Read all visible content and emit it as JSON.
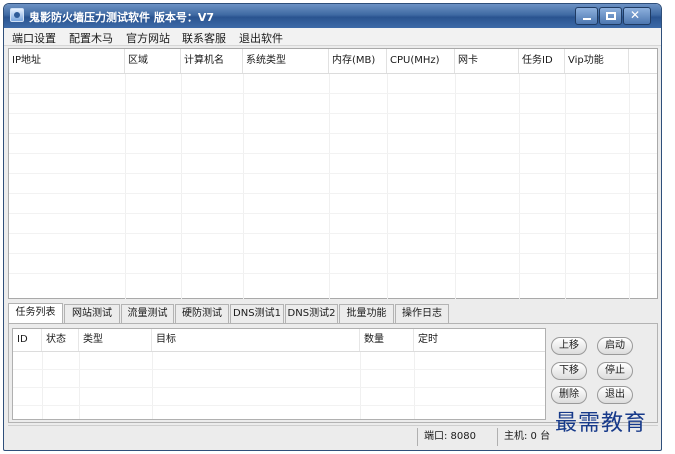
{
  "window": {
    "title": "鬼影防火墙压力测试软件 版本号：V7",
    "close_glyph": "✕"
  },
  "menu": [
    "端口设置",
    "配置木马",
    "官方网站",
    "联系客服",
    "退出软件"
  ],
  "main_table": {
    "columns": [
      "IP地址",
      "区域",
      "计算机名",
      "系统类型",
      "内存(MB)",
      "CPU(MHz)",
      "网卡",
      "任务ID",
      "Vip功能"
    ]
  },
  "tabs": {
    "items": [
      "任务列表",
      "网站测试",
      "流量测试",
      "硬防测试",
      "DNS测试1",
      "DNS测试2",
      "批量功能",
      "操作日志"
    ],
    "active_index": 0
  },
  "task_table": {
    "columns": [
      "ID",
      "状态",
      "类型",
      "目标",
      "数量",
      "定时"
    ]
  },
  "buttons": {
    "move_up": "上移",
    "start": "启动",
    "move_down": "下移",
    "stop": "停止",
    "delete": "删除",
    "exit": "退出"
  },
  "status": {
    "port": "端口: 8080",
    "hosts": "主机: 0 台"
  },
  "watermark": "最需教育"
}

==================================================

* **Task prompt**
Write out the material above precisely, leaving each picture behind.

* **Completed exercise**
Read all visible content and emit it as JSON.
{
  "window": {
    "title": "鬼影防火墙压力测试软件 版本号：V7",
    "close_glyph": "✕"
  },
  "menu": [
    "端口设置",
    "配置木马",
    "官方网站",
    "联系客服",
    "退出软件"
  ],
  "main_table": {
    "columns": [
      "IP地址",
      "区域",
      "计算机名",
      "系统类型",
      "内存(MB)",
      "CPU(MHz)",
      "网卡",
      "任务ID",
      "Vip功能"
    ]
  },
  "tabs": {
    "items": [
      "任务列表",
      "网站测试",
      "流量测试",
      "硬防测试",
      "DNS测试1",
      "DNS测试2",
      "批量功能",
      "操作日志"
    ],
    "active_index": 0
  },
  "task_table": {
    "columns": [
      "ID",
      "状态",
      "类型",
      "目标",
      "数量",
      "定时"
    ]
  },
  "buttons": {
    "move_up": "上移",
    "start": "启动",
    "move_down": "下移",
    "stop": "停止",
    "delete": "删除",
    "exit": "退出"
  },
  "status": {
    "port": "端口: 8080",
    "hosts": "主机: 0 台"
  },
  "watermark": "最需教育"
}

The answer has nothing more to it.